The FTD Disorders Registry and The Association for Frontotemporal Degeneration (AFTD) have developed a partnership to present educational webinars for the FTD community called “Perspectives in FTD Research.”
“AFTD and the Registry share the aim of educating the community about research and connecting people with opportunities to participate,” noted Dianna Wheaton, M.S., Ph.D., CHES, director of the FTD Disorders Registry.
The first jointly hosted webinar, “Gene Therapy in FTD,” was presented on Thursday, December 3, 2020, using AFTD’s Go To Webinar platform and facilitated by Dr. Wheaton. The topic was chosen because gene therapy is showing promise for treating a wide range of diseases, and related clinical trials are emerging for FTD.
“Our first webinar provided information on frontotemporal degeneration and gene mutations, and specifically about gene therapy,” Dr. Wheaton said. “Prevail’s PROCLAIM study is the first of its kind to reach Phase 2 in treating persons diagnosed with a progranulin mutation (GRN).”
The presenters were Eric Roberson, M.D., Ph.D., a neurologist at the University of Alabama at Birmingham (UAB), and Olga Uspenskaya, M.D., a neurologist with Prevail Therapeutics.
A replay is available to watch this 90-minute presentation.
Dr. Uspenskaya is a neurologist and serves at Prevail Therapeutics as Vice President, Clinical Development.

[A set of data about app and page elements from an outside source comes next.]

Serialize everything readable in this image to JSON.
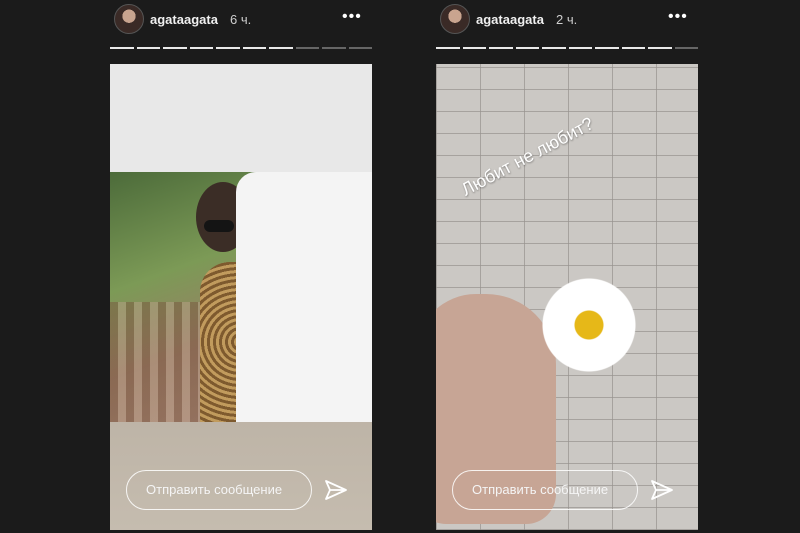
{
  "stories": [
    {
      "username": "agataagata",
      "time": "6 ч.",
      "more_label": "•••",
      "progress_segments": 10,
      "active_segments": 7,
      "reply_placeholder": "Отправить сообщение",
      "send_icon": "paper-plane-icon"
    },
    {
      "username": "agataagata",
      "time": "2 ч.",
      "more_label": "•••",
      "progress_segments": 10,
      "active_segments": 9,
      "caption": "Любит не любит?",
      "reply_placeholder": "Отправить сообщение",
      "send_icon": "paper-plane-icon"
    }
  ]
}
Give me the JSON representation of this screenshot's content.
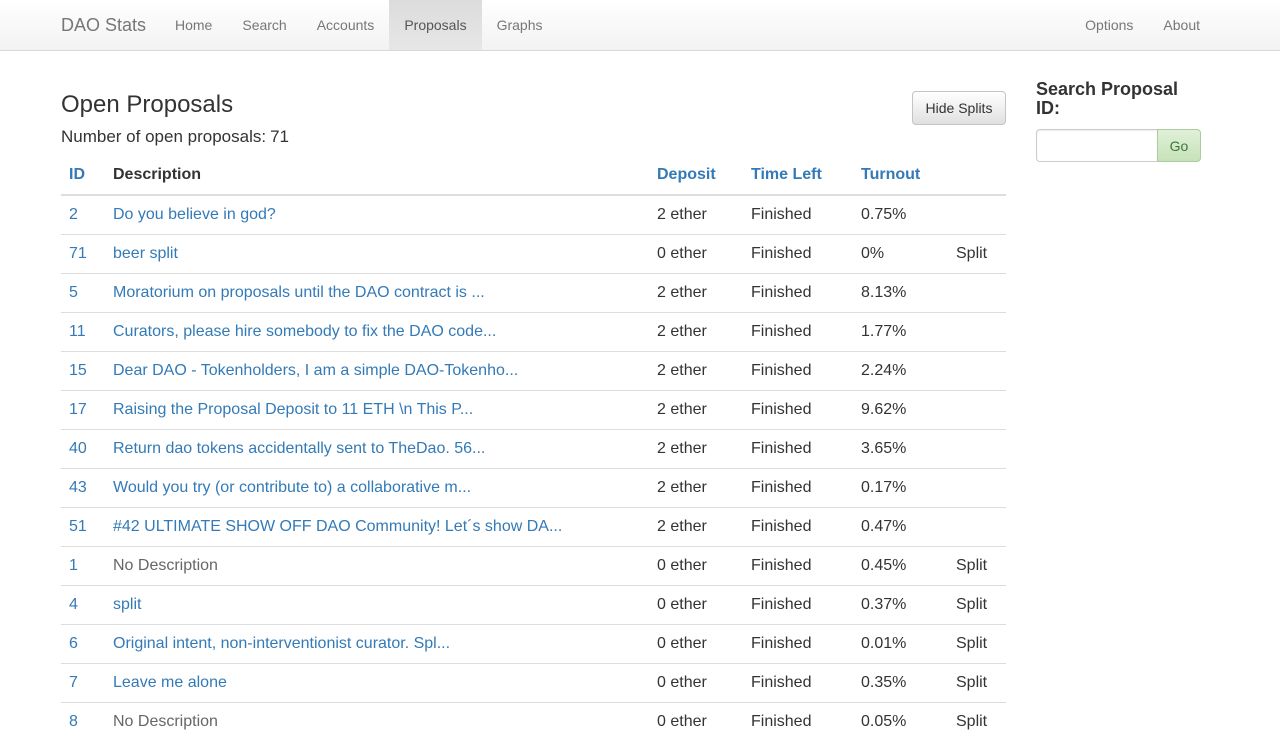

Prior to joining Prevail Therapeutics, she served as senior medical director at IQVIA where she was responsible for the medical strategy of the neurology portfolio and was overseeing the execution of CNS clinical trials across different stages of clinical development.
Dr. Uspenskaya earned her M.D. and completed a residency in neurology at the First Moscow State Medical University. Subsequently, she completed a Ph.D. program in neurosciences at First Moscow State Medical University and Ludwig-Maximilians University, Munich, Germany; and a postdoctoral fellowship at the Sorbonne University Hospital Pitié-Salpêtrière, Paris, France. Her research was mainly on understanding of early phases of Alzheimer’s disease and validation of clinical biomarkers of neurodegeneration.
During her clinical and research career, Dr. Uspenskaya held academic positions which included research grants and lecturing on neurology topics. She has published in peer-reviewed clinical related journals, contributed to chapters in neurology textbooks, and presented at neurology conferences worldwide.
Dr. Roberson is a physician-scientist dedicated to reducing the impact of age-related cognitive impairment. The Roberson Lab studies the neurobiology of Alzheimer’s disease (AD) and frontotemporal dementia (FTD), with a focus on understanding the cellular and molecular mechanisms of these disorders and identifying new therapeutic strategies. Focus areas include tau and its binding partners in neuronal dysfunction in AD, the mechanisms by which genetic risk factors drive AD, and how progranulin deficiency causes FTD.
Dr. Roberson received his A.B. with highest honors from Princeton University and then earned his M.D. and Ph.D. in neuroscience at Baylor College of Medicine where he studied molecular mechanisms of learning and memory. He completed a residency in neurology at the University of California San Francisco, where he also served as Chief Resident in Neurology. After residency, he completed a clinical fellowship in behavioral neurology with Dr. Bruce Miller at UCSF and resumed basic research in the laboratory of Dr. Lennart Mucke at the Gladstone Institute of Neurological Disease, initiating his current studies of neurodegenerative disease using mouse models. He joined the neurology faculty at UAB in 2008.
In addition to directing his laboratory, Dr. Roberson directs the UAB Alzheimer’s Disease Center and the Center for Neurodegeneration and Experimental Therapeutics. Dr. Roberson also cares for patients with memory disorders and dementia at the Kirklin Clinic and directs clinical trials related to tauopathies.